MATERIALS PROVIDED: Begin

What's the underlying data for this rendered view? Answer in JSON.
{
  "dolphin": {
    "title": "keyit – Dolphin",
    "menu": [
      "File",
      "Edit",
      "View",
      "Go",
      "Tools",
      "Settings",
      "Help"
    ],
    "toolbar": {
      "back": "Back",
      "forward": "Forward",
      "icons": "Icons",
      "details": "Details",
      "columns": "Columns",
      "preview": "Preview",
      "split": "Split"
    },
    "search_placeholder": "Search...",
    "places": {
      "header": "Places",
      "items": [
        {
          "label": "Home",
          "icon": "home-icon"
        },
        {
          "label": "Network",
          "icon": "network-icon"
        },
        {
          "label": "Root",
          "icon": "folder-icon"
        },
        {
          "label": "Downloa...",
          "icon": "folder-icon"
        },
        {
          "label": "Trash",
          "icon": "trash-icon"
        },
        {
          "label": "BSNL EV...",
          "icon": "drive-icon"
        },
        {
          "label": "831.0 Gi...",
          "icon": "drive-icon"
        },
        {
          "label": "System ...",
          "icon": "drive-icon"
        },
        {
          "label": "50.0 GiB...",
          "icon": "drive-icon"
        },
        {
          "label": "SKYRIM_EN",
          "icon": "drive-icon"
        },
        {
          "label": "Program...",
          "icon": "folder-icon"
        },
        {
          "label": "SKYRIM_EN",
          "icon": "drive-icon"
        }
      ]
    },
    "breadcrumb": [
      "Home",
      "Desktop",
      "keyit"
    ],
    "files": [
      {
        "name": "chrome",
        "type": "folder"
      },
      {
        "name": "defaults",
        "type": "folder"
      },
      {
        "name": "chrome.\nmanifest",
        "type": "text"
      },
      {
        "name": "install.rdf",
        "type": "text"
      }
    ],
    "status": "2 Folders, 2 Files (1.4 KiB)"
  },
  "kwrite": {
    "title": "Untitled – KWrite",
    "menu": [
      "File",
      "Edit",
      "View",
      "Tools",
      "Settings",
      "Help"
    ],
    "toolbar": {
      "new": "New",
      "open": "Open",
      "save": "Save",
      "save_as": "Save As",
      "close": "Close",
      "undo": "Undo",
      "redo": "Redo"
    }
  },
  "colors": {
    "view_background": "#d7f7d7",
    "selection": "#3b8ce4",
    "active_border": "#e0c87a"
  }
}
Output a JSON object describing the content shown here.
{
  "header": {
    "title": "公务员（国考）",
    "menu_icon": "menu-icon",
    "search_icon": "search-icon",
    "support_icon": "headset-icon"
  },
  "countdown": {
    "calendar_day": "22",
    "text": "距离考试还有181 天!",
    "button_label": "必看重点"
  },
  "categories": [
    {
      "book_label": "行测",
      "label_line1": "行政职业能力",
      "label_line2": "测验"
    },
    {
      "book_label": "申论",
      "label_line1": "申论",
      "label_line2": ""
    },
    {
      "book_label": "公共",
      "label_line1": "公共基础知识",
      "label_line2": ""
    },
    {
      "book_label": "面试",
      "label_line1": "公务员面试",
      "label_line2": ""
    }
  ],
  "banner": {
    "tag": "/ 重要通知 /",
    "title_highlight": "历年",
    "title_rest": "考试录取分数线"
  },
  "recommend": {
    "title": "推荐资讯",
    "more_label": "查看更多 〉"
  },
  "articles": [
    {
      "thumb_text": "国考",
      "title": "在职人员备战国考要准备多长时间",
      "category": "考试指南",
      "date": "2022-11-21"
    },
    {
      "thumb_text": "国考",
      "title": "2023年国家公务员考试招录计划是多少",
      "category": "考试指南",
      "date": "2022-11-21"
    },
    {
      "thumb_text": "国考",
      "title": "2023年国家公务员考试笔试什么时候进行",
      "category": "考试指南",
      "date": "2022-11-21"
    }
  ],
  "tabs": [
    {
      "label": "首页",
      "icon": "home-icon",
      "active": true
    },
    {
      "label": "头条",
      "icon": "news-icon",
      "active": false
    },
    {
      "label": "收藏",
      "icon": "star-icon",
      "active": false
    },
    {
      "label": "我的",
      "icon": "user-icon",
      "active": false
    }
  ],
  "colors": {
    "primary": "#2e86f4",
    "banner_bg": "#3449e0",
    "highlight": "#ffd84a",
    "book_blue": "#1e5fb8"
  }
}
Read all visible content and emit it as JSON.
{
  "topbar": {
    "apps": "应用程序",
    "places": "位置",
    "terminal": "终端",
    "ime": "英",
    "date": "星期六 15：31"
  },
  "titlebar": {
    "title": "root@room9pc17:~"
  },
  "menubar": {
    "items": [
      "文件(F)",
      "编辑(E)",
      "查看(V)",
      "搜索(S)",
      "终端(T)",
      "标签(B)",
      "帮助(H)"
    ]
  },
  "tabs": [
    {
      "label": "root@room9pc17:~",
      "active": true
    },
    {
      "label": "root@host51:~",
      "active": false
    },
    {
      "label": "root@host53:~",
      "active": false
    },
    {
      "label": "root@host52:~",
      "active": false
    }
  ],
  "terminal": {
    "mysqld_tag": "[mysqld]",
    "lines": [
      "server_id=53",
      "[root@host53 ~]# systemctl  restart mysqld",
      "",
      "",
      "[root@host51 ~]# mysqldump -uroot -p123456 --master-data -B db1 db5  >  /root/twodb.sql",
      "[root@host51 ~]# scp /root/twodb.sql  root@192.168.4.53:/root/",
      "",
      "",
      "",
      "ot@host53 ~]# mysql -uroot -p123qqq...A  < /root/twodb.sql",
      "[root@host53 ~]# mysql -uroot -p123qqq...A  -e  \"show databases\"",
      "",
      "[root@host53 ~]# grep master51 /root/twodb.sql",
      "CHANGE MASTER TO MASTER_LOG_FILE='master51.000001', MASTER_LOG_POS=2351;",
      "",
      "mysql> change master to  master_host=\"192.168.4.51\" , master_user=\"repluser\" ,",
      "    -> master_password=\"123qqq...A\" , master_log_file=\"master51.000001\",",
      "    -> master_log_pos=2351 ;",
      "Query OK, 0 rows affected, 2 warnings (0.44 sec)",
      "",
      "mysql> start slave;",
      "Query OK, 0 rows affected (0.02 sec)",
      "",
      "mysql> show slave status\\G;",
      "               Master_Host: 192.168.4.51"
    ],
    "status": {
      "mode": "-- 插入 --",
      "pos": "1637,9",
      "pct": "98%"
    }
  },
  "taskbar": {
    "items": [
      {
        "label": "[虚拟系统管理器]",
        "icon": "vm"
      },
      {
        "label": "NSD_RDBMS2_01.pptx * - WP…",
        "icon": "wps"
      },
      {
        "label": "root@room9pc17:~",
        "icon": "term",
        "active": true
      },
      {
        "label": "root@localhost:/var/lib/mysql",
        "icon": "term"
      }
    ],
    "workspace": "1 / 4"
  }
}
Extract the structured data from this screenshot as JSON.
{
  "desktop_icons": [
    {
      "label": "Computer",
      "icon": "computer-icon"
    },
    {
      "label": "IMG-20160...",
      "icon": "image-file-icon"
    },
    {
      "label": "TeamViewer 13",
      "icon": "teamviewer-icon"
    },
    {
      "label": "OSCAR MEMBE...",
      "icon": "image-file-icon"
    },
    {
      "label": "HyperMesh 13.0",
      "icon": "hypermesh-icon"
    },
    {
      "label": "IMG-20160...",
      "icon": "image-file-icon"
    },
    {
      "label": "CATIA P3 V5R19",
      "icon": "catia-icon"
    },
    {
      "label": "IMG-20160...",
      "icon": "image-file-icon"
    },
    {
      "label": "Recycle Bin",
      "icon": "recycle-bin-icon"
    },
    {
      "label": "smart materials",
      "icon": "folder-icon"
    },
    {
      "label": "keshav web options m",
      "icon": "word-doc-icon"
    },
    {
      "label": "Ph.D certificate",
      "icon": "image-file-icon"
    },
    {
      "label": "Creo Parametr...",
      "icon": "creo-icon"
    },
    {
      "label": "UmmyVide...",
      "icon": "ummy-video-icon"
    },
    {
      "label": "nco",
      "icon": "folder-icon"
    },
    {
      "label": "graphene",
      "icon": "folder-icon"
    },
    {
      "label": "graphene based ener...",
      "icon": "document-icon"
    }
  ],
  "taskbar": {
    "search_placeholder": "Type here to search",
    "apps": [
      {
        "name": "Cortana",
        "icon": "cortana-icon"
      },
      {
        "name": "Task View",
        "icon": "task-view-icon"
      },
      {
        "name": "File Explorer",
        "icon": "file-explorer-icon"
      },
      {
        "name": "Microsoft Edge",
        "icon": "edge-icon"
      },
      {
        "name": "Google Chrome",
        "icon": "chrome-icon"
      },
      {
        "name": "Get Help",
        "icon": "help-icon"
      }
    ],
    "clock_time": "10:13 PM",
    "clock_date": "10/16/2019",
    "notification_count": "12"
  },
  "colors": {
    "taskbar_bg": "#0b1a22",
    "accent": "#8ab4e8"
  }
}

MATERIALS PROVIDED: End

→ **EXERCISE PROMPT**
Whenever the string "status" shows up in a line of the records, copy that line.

→ **RESPONSE TO THE EXERCISE**
    "status": "2 Folders, 2 Files (1.4 KiB)"
      "mysql> show slave status\\G;",
    "status": {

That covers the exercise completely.